By Joe Burris, The Baltimore Sun | April 3, 2014
Christian Nicholson of Columbia gave up a job as personal banker for his true calling, being dispatched via ambulance to help victims requiring immediate, sometimes life-saving attention. Meg Simmers of Baltimore felt a similar tug, leaving an air-quality management job. The two are members of the Howard County Fire and Rescue Services' 28th academy class, and on a recent Friday, they and about three dozen classmates took part in emergency training that included assisting a mock victim who had suffered a fall from an exercise machine at a gym. It was a fairly tame drill.
ENTERTAINMENT
By David Zurawik, The Baltimore Sun | March 31, 2014
Spies, sex, drugs and a beaming Ronald Reagan. Those are the elements for one of the most arresting scenes you'll see this year on television. It will air Wednesday night on "The Americans," one of the most talked-about series this spring on cable TV. The scene features a female Russian spy on a mission, a male congressional aide on cocaine, and Elizabeth Jennings (Keri Russell), the Soviet sleeper agent at the center of the FX series, breaking into a congressman's office safe late at night while the other two go at it under a portrait of the Great Communicator.
NEWS
By Arnold R. Isaacs and Arnold R. Isaacs,Contributing Writer | May 3, 1992
In Anne Arundel Community College's hotel and restaurant management courses, the emphasis is on preparing students for the real (and often unpredictable) world of the hospitality business."We always tell them, this is what the textbook will tell you -- and this is what happens in real life," says Faith Harland-White, who heads the program, now in its fifth year.A few minutes later, instructor Elaine Madden gives her own demonstration of the program's focus on practical details.Moving through the hubbub of the department's kitchen, where a couple of dozen students are busily making elaborate preparations for a benefit buffet dinner to be served later that day, Ms. Madden pauses next to one young woman who is halfway through chopping a small mountain of fresh garlic.
FEATURES
By Chris Kaltenbach and Chris Kaltenbach,Sun Reporter | October 26, 2007
Dan in Real Life? Let's hope not. This movie stars a funny guy. It was made by a director whose first film was the wickedly anarchic Pieces of April. The supporting cast includes such reliable names as Dianne Wiest, Emily Blunt and John Mahoney. Dan In Real Life (Touchstone Pictures) Starring Steve Carell, Juliette Binoche. Directed by Peter Hedges. Rated PG-13. Time 98 minutes.
ENTERTAINMENT
By Mary Carole McCauley, The Baltimore Sun | November 18, 2013

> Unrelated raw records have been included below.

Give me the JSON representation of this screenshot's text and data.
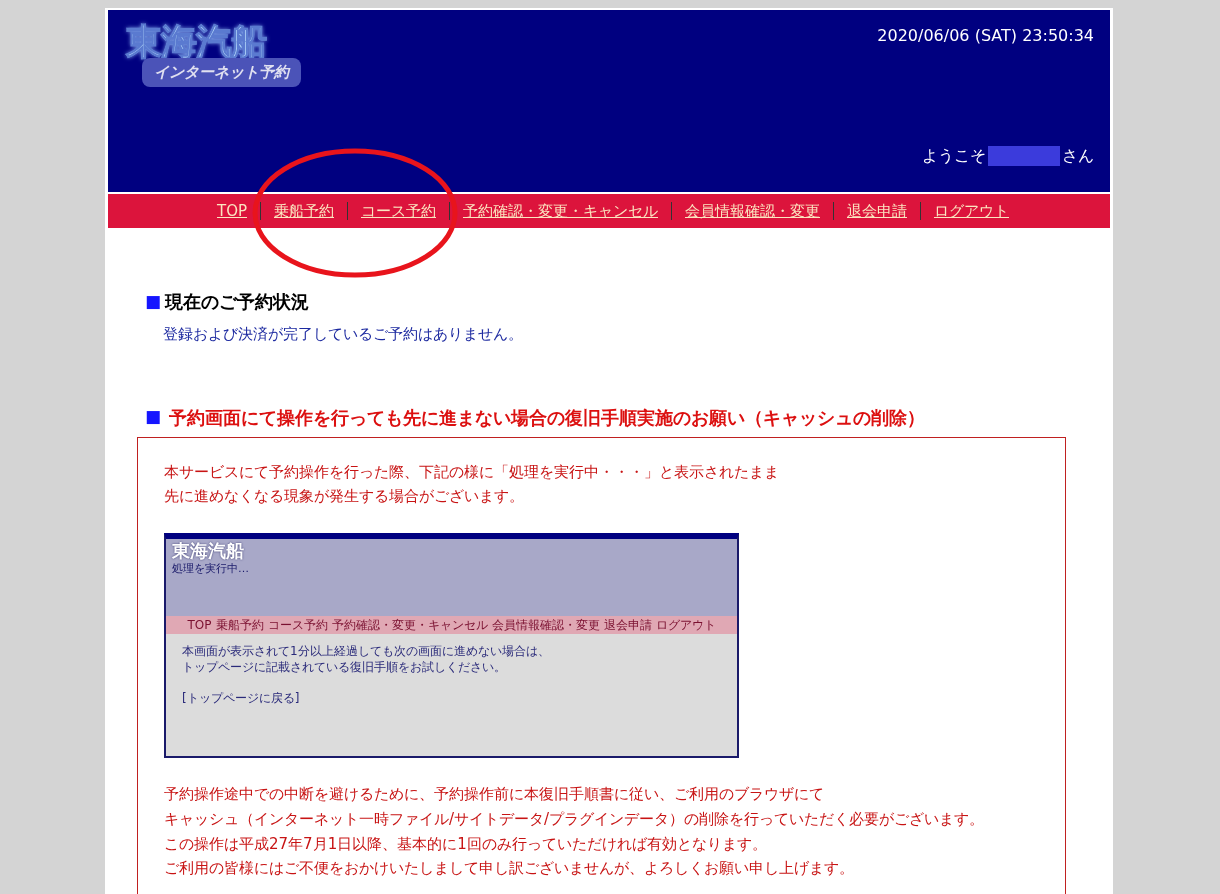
{
  "header": {
    "logo": {
      "title": "東海汽船",
      "subtitle": "インターネット予約"
    },
    "datetime": "2020/06/06 (SAT) 23:50:34",
    "welcome": {
      "prefix": "ようこそ",
      "suffix": "さん"
    }
  },
  "nav": [
    {
      "label": "TOP"
    },
    {
      "label": "乗船予約"
    },
    {
      "label": "コース予約"
    },
    {
      "label": "予約確認・変更・キャンセル"
    },
    {
      "label": "会員情報確認・変更"
    },
    {
      "label": "退会申請"
    },
    {
      "label": "ログアウト"
    }
  ],
  "annotation": {
    "kind": "ellipse",
    "color": "#e8141c"
  },
  "reservations": {
    "marker": "■",
    "heading": "現在のご予約状況",
    "message": "登録および決済が完了しているご予約はありません。"
  },
  "notice": {
    "marker": "■",
    "heading": "予約画面にて操作を行っても先に進まない場合の復旧手順実施のお願い（キャッシュの削除）",
    "intro": [
      "本サービスにて予約操作を行った際、下記の様に「処理を実行中・・・」と表示されたまま",
      "先に進めなくなる現象が発生する場合がございます。"
    ],
    "example": {
      "logo": "東海汽船",
      "status": "処理を実行中…",
      "nav": [
        "TOP",
        "乗船予約",
        "コース予約",
        "予約確認・変更・キャンセル",
        "会員情報確認・変更",
        "退会申請",
        "ログアウト"
      ],
      "message": [
        "本画面が表示されて1分以上経過しても次の画面に進めない場合は、",
        "トップページに記載されている復旧手順をお試しください。"
      ],
      "link": "[トップページに戻る]"
    },
    "body": [
      "予約操作途中での中断を避けるために、予約操作前に本復旧手順書に従い、ご利用のブラウザにて",
      "キャッシュ（インターネット一時ファイル/サイトデータ/プラグインデータ）の削除を行っていただく必要がございます。",
      "この操作は平成27年7月1日以降、基本的に1回のみ行っていただければ有効となります。",
      "ご利用の皆様にはご不便をおかけいたしまして申し訳ございませんが、よろしくお願い申し上げます。"
    ]
  }
}
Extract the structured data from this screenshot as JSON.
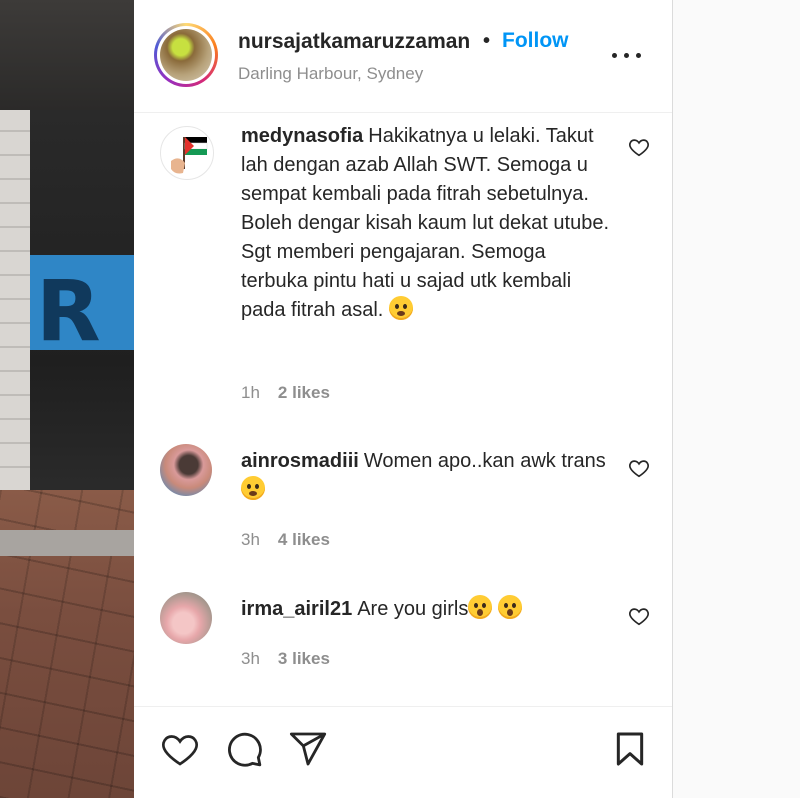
{
  "post": {
    "username": "nursajatkamaruzzaman",
    "separator": "•",
    "follow_label": "Follow",
    "location": "Darling Harbour, Sydney"
  },
  "photo": {
    "banner_text": "R"
  },
  "comments": [
    {
      "username": "medynasofia",
      "text": "Hakikatnya u lelaki. Takut lah dengan azab Allah SWT. Semoga u sempat kembali pada fitrah sebetulnya. Boleh dengar kisah kaum lut dekat utube. Sgt memberi pengajaran. Semoga terbuka pintu hati u sajad utk kembali pada fitrah asal.",
      "emoji": "sad-tear-emoji",
      "time": "1h",
      "likes": "2 likes"
    },
    {
      "username": "ainrosmadiii",
      "text": "Women apo..kan awk trans",
      "emoji": "laughing-tears-emoji",
      "time": "3h",
      "likes": "4 likes"
    },
    {
      "username": "irma_airil21",
      "text": "Are you girls",
      "emoji": "surprised-emoji",
      "time": "3h",
      "likes": "3 likes"
    }
  ],
  "icons": {
    "like": "heart-icon",
    "comment": "comment-icon",
    "share": "paper-plane-icon",
    "save": "bookmark-icon",
    "more": "more-options-icon"
  },
  "colors": {
    "accent": "#0095f6",
    "text": "#262626",
    "muted": "#8e8e8e"
  }
}
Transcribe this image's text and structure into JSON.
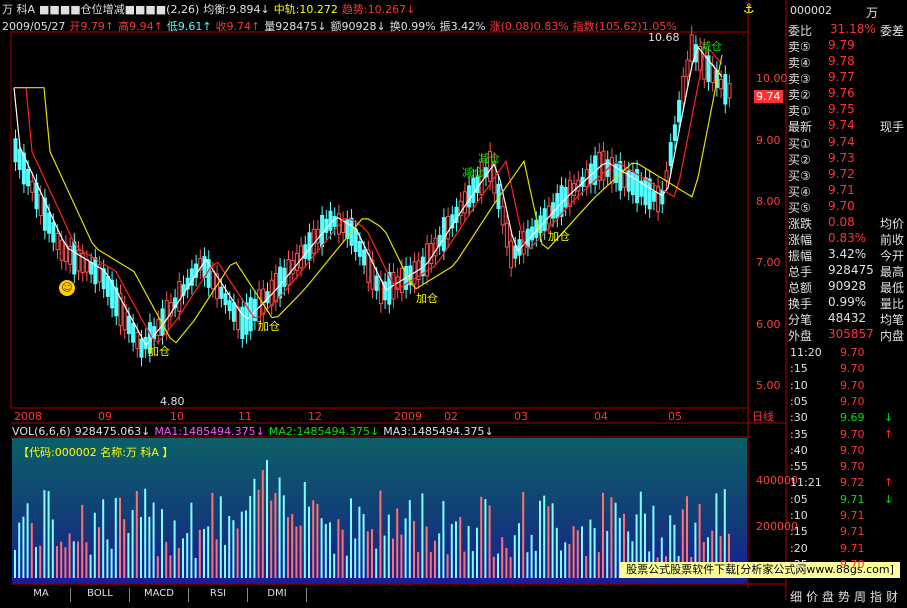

When the Irish-born novelist Colum McCann sits before a blank page, he launches himself into a vast, empty space. He's surrounded by fog on all sides, so he can't tell if his vehicle is right side up or upside down. The craft he's maneuvering is clunky, and the throttle sticks. No wonder the National Book Award-winning author felt compelled to write "TransAtlantic" about three fraught, historic journeys to Ireland in the 19th and 20th centuries. The first chronicles aviators John Alcock and Arthur Whitten Brown, who in June 1919 made the first nonstop flight across the Atlantic Ocean.
NEWS
By John-John Williams IV, The Baltimore Sun | September 5, 2013
Home improvement shows are a mixed blessing, says Kent Drinker of Timberlake Building & Renovations. Drinker speaks from experience. The Annapolis-based project and client relations manager had his brush with television when his company was featured on a recent episode of HGTV's "Bang for Your Buck. " Although he hasn't seen a major effect on his business after the show aired in May, he says the industry has definitely been affected by images, trends and projects seen on home improvement shows.
Baltimore Sun Articles
|
|
|
Please note the green-lined linked article text has been applied commercially without any involvement from our newsroom editors, reporters or any other editorial staff.